Few people would deny that the internet plays an increasingly significant part in our daily lives in many ways and contexts. Greenpeace has called on internet providers to lead the way with respect to renewable energy. Following feedback from Greenpeace supporters, over the past few years Apple and Facebook have committed to 100% renewable energy and in particular in solar and wind power. Apple’s relentless pursuit of its commitment to power its iCloud using 100% renewable energy has given it early mover advantage amongst the IT sector’s leading players. The largest privately owned solar farm at its North Carolina data centre, plans to power its soon to be Nevada data centre using solar and geothermal energy and purchasing wind power for its data centres in Oregon and California are testament to Apple’s efforts.
Since 2012, Facebook has made very big strides in terms of being one of the green internet leaders. Efforts to deliver wind energy investment in Iowa has helped to drive further investment, and Facebook is now also working with energy utilities to add further clean energy capacity. It is also investigating ways to scale renewable energy sufficiently to power its Oregon and North Carolina data centres.
Google is also displaying leadership with its deployment of renewable energy and a combination of procurement, investment and policy advocacy to green power supplies, even in regions where it doesn’t currently have data centres. It is progressing towards its 100% renewable power commitment and has clear principles for the expansion of both the company and its renewable supplies.
Through the acquisition of Tumblr and an expansion of its curated news and entertainment channels, Yahoo has expanded its online presence, and it has also been amongst the very best performers in terms of the percentage of green energy since Greenpeace began to evaluate internet companies. It has announced the purchase of 25MW of wind power from a community wind farm development in Kansas, and Yahoo is also powering its Nebraska data centre with renewable energy.

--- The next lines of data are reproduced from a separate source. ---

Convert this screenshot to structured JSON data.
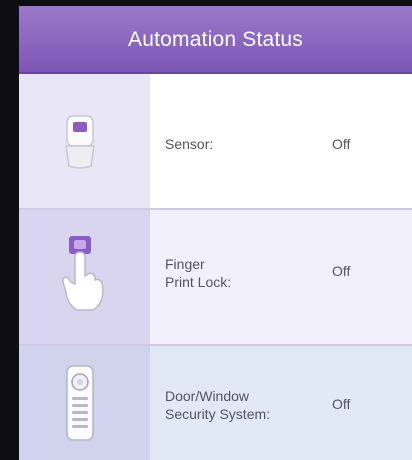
{
  "header": {
    "title": "Automation Status"
  },
  "devices": [
    {
      "label_line1": "Sensor:",
      "label_line2": "",
      "value": "Off",
      "icon": "motion-sensor-icon"
    },
    {
      "label_line1": "Finger",
      "label_line2": "Print Lock:",
      "value": "Off",
      "icon": "fingerprint-lock-icon"
    },
    {
      "label_line1": "Door/Window",
      "label_line2": "Security System:",
      "value": "Off",
      "icon": "keypad-remote-icon"
    }
  ],
  "colors": {
    "header": "#8a66c0",
    "icon_accent": "#8a5cc4"
  }
}
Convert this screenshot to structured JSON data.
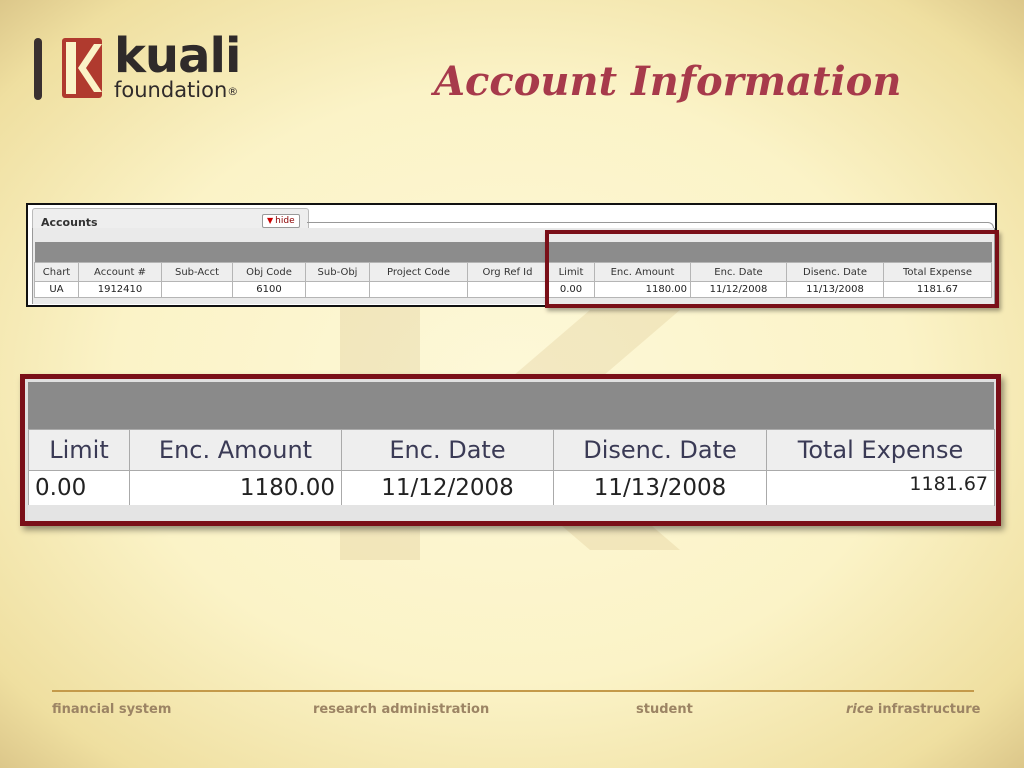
{
  "brand": {
    "logo_word": "kuali",
    "logo_sub": "foundation",
    "registered_mark": "®",
    "accent_color": "#a73a4b",
    "highlight_color": "#7a0f18"
  },
  "slide": {
    "title": "Account Information"
  },
  "accounts_panel": {
    "section_label": "Accounts",
    "hide_button_label": "hide",
    "columns": [
      "Chart",
      "Account #",
      "Sub-Acct",
      "Obj Code",
      "Sub-Obj",
      "Project Code",
      "Org Ref Id",
      "Limit",
      "Enc. Amount",
      "Enc. Date",
      "Disenc. Date",
      "Total Expense"
    ],
    "row": {
      "chart": "UA",
      "account": "1912410",
      "sub_acct": "",
      "obj_code": "6100",
      "sub_obj": "",
      "project_code": "",
      "org_ref_id": "",
      "limit": "0.00",
      "enc_amount": "1180.00",
      "enc_date": "11/12/2008",
      "disenc_date": "11/13/2008",
      "total_expense": "1181.67"
    }
  },
  "zoom_panel": {
    "columns": [
      "Limit",
      "Enc. Amount",
      "Enc. Date",
      "Disenc. Date",
      "Total Expense"
    ],
    "row": {
      "limit": "0.00",
      "enc_amount": "1180.00",
      "enc_date": "11/12/2008",
      "disenc_date": "11/13/2008",
      "total_expense": "1181.67"
    }
  },
  "footer": {
    "items": [
      "financial system",
      "research administration",
      "student"
    ],
    "last_item_italic": "rice",
    "last_item_rest": " infrastructure"
  }
}
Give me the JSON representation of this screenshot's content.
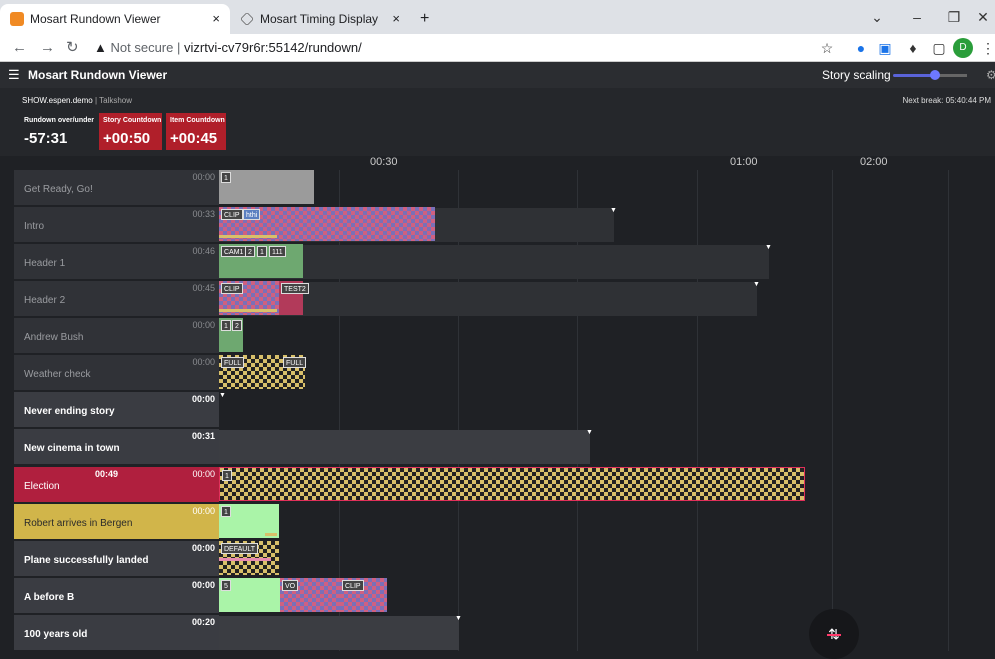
{
  "browser": {
    "tabs": [
      {
        "title": "Mosart Rundown Viewer",
        "close": "×"
      },
      {
        "title": "Mosart Timing Display",
        "close": "×"
      }
    ],
    "new_tab": "+",
    "url_prefix": "Not secure",
    "url": "vizrtvi-cv79r6r:55142/rundown/",
    "profile_initial": "D"
  },
  "app": {
    "title": "Mosart Rundown Viewer",
    "scaling_label": "Story scaling",
    "scaling_value": 0.55,
    "show_name": "SHOW.espen.demo",
    "show_type": "Talkshow",
    "next_break_label": "Next break:",
    "next_break_time": "05:40:44 PM",
    "counters": [
      {
        "label": "Rundown over/under",
        "value": "-57:31",
        "color": "#25272b"
      },
      {
        "label": "Story Countdown",
        "value": "+00:50",
        "color": "#b01f2a"
      },
      {
        "label": "Item Countdown",
        "value": "+00:45",
        "color": "#b01f2a"
      }
    ],
    "axis_ticks": [
      "00:30",
      "01:00",
      "02:00"
    ]
  },
  "rows": [
    {
      "name": "Get Ready, Go!",
      "time": "00:00",
      "state": "done"
    },
    {
      "name": "Intro",
      "time": "00:33",
      "state": "done"
    },
    {
      "name": "Header 1",
      "time": "00:46",
      "state": "done"
    },
    {
      "name": "Header 2",
      "time": "00:45",
      "state": "done"
    },
    {
      "name": "Andrew Bush",
      "time": "00:00",
      "state": "done"
    },
    {
      "name": "Weather check",
      "time": "00:00",
      "state": "done"
    },
    {
      "name": "Never ending story",
      "time": "00:00",
      "state": "current"
    },
    {
      "name": "New cinema in town",
      "time": "00:31",
      "state": "current"
    },
    {
      "name": "Election",
      "time": "00:00",
      "elapsed": "00:49",
      "state": "onair"
    },
    {
      "name": "Robert arrives in Bergen",
      "time": "00:00",
      "state": "next"
    },
    {
      "name": "Plane successfully landed",
      "time": "00:00",
      "state": "current"
    },
    {
      "name": "A before B",
      "time": "00:00",
      "state": "current"
    },
    {
      "name": "100 years old",
      "time": "00:20",
      "state": "current"
    }
  ],
  "tags": {
    "r0": [
      "1"
    ],
    "r1": [
      "CLIP",
      "hthi"
    ],
    "r2": [
      "CAM1",
      "2",
      "1",
      "111"
    ],
    "r3": [
      "CLIP",
      "TEST2"
    ],
    "r4": [
      "1",
      "2"
    ],
    "r5": [
      "FULL",
      "FULL"
    ],
    "r8": [
      "1"
    ],
    "r9": [
      "1"
    ],
    "r10": [
      "DEFAULT"
    ],
    "r11": [
      "5",
      "VO",
      "CLIP"
    ]
  }
}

Digital Reality is the world’s largest “digital” landlord with 131 data centres, 75% of which are in the United States. It provides data centre properties for a number of companies that have 100% renewable energy commitments, including Facebook, Rackspace, Salesforce and Google, has adopted a sustainability policy and created a new program to facilitate the purchase of renewable energy credits (RECs) for clients that sign a Digital Reality lease.
In a number of previous blogs I have discussed how Governments are aggressively decarbonising and are realising significant benefits, both environmental and financial. Although the companies discussed in this blog are amongst the biggest and most recognisable in the world, it is not only companies of this magnitude that can benefit, just as sectors other than IT can benefit. I analyse trends with respect to climate change around the world (including the Political landscape and prevailing policy frameworks), distill the conversations and use the learnings to assist companies and industry associations with respect to obtaining and maintaining a position ahead of the curve and most importantly, ahead of their competition. I believe strongly that companies that act on renewable/clean energy opportunities despite the prevailing Political landscape should be rewarded for their leadership. Like other world-scale issues, climate change will demand leadership, and rather than shy away from it, companies and industry groups should embrace the many opportunities it presents.

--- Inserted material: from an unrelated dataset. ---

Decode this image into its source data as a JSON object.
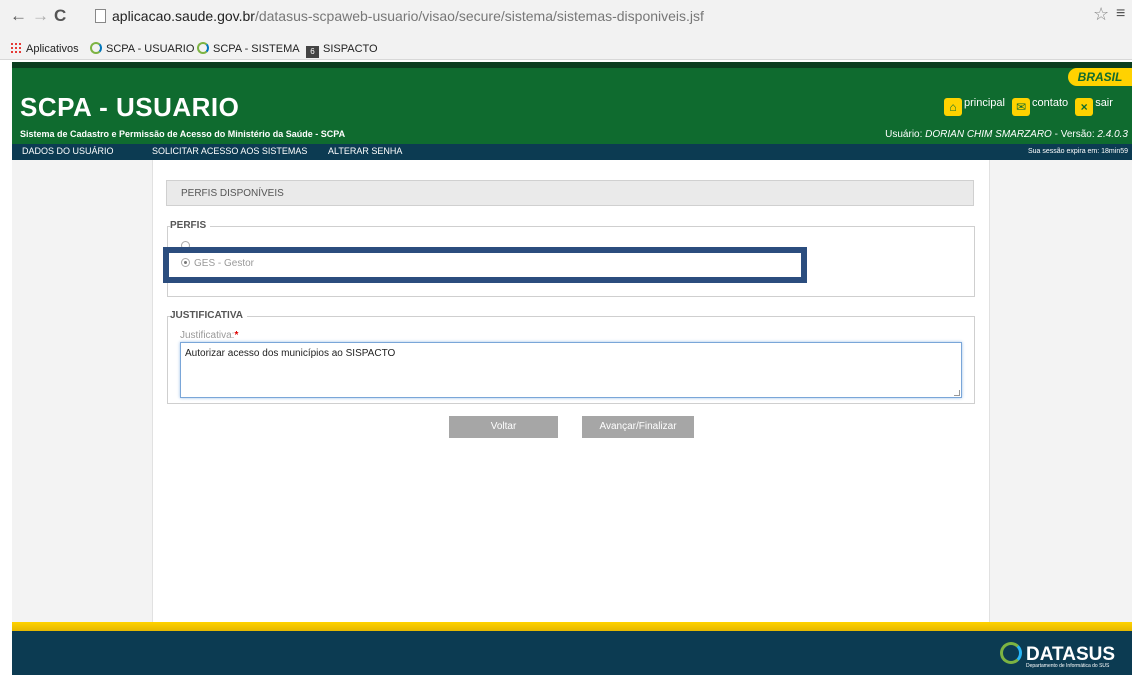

If your company would like to see what is possible in terms of decarbonising or are an industry group who represents companies that want to embrace the opportunities that climate change is and will present, please don’t hesitate to contact me vis The Australian Independent Media Network.

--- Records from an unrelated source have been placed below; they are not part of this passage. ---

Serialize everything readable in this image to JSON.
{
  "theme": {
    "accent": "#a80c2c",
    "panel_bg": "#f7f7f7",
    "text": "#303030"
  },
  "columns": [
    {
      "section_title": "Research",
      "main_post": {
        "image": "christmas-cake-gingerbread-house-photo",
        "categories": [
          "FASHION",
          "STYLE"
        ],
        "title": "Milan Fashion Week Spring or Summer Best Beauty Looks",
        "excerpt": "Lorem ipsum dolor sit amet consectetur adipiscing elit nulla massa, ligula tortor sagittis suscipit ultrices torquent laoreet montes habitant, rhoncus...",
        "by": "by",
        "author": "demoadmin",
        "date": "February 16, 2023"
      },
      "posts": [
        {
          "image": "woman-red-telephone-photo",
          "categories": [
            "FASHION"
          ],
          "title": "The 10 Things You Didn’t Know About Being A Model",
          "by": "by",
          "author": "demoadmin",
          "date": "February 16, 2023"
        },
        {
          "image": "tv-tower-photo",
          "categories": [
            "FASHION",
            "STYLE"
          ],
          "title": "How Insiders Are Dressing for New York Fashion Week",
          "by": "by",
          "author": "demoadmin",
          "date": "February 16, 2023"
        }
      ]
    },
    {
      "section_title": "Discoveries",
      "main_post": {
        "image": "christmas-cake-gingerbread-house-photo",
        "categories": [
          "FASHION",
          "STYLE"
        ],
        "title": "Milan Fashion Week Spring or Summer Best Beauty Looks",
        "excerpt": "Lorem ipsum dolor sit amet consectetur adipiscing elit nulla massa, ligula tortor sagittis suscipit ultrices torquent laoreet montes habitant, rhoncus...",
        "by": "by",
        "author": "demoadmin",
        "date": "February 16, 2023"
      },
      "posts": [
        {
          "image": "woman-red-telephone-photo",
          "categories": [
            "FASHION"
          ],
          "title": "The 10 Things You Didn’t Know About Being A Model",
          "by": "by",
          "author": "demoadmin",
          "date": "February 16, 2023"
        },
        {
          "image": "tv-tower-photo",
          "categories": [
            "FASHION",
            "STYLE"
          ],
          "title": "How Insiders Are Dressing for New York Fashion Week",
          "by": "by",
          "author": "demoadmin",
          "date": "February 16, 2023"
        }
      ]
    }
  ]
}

Anthony Horton blogs on his own site; http://www.theclimatechangeguy.com.au